**The task**
Where "code" occurs in a line of the entries below, copy that line.

· · ·

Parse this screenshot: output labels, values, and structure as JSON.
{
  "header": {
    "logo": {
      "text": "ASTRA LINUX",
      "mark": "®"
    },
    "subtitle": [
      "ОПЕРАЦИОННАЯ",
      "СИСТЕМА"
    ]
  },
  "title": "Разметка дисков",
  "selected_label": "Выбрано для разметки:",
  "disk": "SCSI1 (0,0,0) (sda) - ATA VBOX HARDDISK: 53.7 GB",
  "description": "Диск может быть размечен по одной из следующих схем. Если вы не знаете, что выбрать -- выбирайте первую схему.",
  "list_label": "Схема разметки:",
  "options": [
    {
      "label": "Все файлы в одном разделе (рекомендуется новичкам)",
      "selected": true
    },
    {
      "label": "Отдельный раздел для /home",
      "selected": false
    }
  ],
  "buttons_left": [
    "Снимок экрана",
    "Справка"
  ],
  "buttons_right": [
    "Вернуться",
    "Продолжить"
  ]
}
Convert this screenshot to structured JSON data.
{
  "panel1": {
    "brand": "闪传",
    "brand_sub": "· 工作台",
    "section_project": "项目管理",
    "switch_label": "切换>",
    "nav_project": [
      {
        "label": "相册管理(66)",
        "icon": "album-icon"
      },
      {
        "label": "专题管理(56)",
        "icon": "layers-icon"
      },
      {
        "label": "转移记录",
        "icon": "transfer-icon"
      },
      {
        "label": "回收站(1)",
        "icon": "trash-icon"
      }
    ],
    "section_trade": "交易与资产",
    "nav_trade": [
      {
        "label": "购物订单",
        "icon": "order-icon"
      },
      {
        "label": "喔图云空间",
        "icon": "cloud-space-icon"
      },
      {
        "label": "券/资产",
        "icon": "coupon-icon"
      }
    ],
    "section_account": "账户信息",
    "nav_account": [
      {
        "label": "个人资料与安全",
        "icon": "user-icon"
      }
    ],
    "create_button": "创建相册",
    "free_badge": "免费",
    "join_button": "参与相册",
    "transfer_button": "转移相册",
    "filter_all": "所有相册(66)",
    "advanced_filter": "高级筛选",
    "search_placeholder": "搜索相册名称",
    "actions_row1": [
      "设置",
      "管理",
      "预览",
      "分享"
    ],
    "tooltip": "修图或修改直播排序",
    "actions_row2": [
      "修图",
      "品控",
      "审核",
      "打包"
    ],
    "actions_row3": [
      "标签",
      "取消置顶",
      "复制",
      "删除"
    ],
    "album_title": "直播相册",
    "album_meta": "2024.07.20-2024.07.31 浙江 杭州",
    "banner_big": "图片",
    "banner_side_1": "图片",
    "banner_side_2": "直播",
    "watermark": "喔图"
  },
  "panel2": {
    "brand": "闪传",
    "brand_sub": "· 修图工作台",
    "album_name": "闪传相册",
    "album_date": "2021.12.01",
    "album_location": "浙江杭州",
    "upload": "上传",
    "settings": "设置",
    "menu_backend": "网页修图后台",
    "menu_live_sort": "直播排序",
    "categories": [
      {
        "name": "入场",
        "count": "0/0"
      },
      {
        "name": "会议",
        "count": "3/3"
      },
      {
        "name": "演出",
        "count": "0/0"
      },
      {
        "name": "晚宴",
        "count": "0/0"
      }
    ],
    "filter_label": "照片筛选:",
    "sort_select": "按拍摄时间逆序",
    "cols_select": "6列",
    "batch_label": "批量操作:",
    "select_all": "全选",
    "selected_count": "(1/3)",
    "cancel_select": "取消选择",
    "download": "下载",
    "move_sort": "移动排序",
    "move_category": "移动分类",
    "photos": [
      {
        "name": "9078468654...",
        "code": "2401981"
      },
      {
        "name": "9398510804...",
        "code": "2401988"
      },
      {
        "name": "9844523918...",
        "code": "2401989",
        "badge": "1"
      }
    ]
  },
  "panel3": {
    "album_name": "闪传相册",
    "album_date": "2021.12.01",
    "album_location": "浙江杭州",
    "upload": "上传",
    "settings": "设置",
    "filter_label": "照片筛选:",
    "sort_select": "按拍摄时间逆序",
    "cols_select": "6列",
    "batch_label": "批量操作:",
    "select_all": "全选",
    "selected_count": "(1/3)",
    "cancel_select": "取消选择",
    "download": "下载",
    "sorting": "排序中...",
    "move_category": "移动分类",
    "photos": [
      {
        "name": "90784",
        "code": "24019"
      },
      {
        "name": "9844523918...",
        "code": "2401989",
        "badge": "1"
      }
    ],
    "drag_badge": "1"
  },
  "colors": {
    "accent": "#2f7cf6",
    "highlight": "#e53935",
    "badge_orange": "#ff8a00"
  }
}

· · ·

**Solution for this exercise**
        "code": "2401981"
        "code": "2401988"
        "code": "2401989",
        "code": "24019"
        "code": "2401989",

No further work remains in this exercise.